= What needs to be done =
Identify and pull out each line of the entries in which "Welcome" occurs.
##### Entries provided
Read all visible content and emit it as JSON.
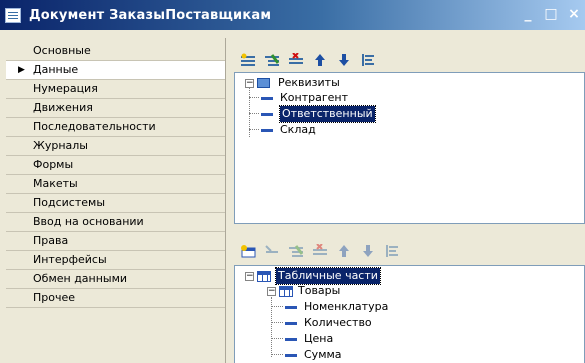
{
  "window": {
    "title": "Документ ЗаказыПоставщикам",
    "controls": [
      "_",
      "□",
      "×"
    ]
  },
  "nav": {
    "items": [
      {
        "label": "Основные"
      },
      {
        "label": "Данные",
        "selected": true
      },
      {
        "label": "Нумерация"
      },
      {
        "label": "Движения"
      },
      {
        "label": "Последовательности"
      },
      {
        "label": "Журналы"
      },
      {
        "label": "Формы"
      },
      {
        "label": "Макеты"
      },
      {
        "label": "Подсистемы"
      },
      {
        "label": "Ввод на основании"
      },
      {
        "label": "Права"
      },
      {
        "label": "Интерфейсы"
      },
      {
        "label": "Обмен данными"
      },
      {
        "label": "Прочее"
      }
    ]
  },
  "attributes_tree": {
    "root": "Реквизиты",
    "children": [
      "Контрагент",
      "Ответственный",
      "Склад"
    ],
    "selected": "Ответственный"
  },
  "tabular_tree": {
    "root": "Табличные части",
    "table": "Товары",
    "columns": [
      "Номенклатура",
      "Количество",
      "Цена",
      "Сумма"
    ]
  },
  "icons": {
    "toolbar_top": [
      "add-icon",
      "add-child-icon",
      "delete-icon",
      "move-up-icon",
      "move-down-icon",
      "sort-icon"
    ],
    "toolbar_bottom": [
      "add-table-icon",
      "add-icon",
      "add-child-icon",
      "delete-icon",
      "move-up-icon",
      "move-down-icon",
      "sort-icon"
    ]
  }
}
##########
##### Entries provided
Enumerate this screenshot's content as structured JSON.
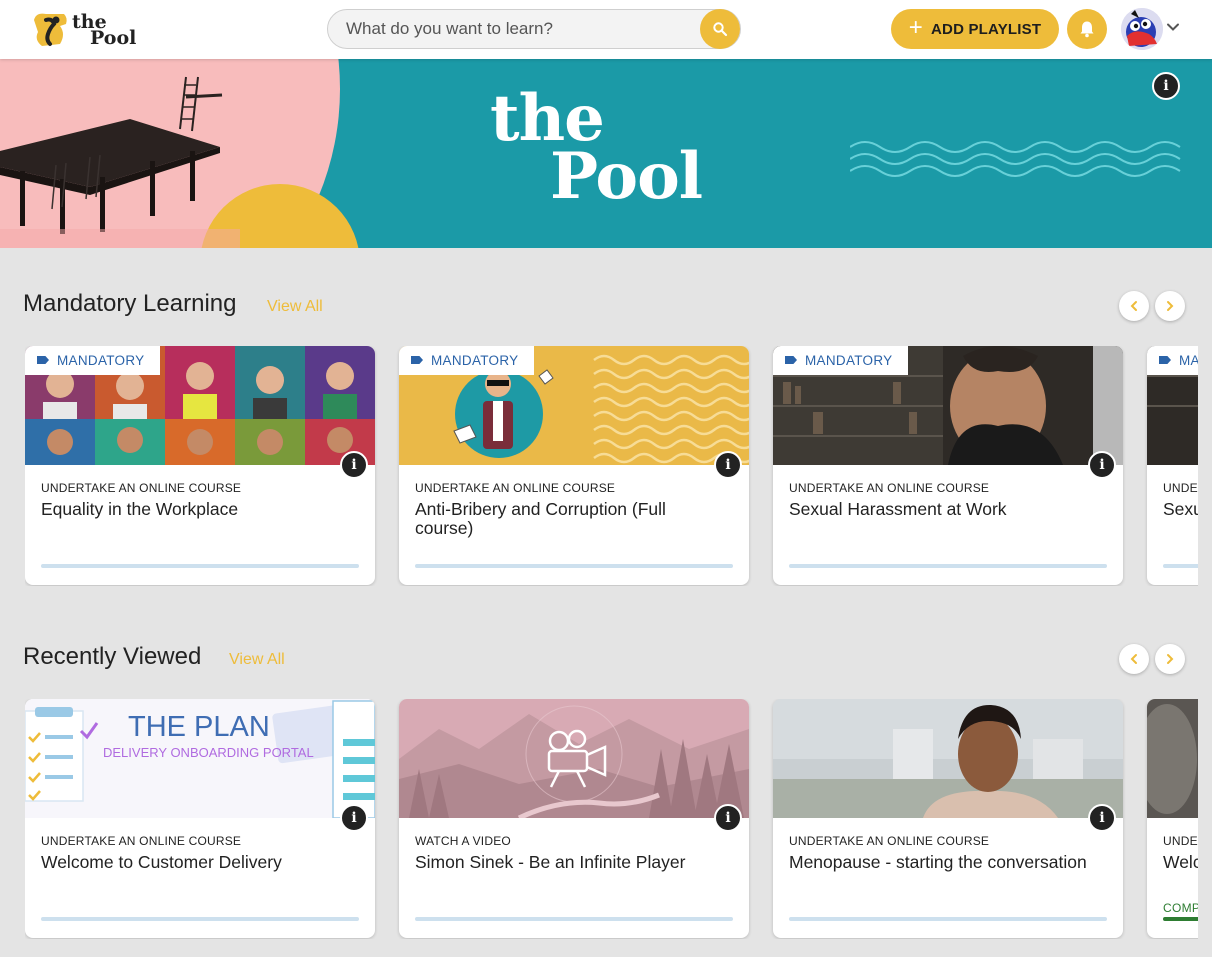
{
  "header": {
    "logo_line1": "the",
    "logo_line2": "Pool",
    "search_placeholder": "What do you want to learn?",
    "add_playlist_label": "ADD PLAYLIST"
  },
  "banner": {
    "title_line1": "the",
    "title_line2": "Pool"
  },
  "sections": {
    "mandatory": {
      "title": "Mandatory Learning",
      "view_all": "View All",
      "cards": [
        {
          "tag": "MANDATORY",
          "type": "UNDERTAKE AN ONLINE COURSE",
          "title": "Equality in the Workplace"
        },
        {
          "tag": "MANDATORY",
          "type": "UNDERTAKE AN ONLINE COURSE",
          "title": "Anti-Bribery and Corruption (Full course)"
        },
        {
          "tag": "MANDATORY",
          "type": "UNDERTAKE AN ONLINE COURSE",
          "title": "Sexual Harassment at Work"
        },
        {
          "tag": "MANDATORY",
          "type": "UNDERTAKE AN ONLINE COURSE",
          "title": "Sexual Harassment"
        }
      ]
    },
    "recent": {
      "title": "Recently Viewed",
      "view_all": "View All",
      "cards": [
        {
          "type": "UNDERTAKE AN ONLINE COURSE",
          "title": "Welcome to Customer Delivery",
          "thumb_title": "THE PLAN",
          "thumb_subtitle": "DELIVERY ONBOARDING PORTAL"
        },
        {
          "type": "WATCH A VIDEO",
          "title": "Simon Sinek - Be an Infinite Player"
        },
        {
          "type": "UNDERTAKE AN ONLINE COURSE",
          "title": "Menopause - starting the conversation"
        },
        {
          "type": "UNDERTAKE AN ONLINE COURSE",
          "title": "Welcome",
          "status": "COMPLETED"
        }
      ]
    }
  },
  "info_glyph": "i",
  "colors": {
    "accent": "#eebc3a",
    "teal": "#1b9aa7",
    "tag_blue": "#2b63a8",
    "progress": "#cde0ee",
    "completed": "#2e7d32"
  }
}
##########
= Result of the exercise =
          "title": "Welcome to Customer Delivery",
          "title": "Welcome",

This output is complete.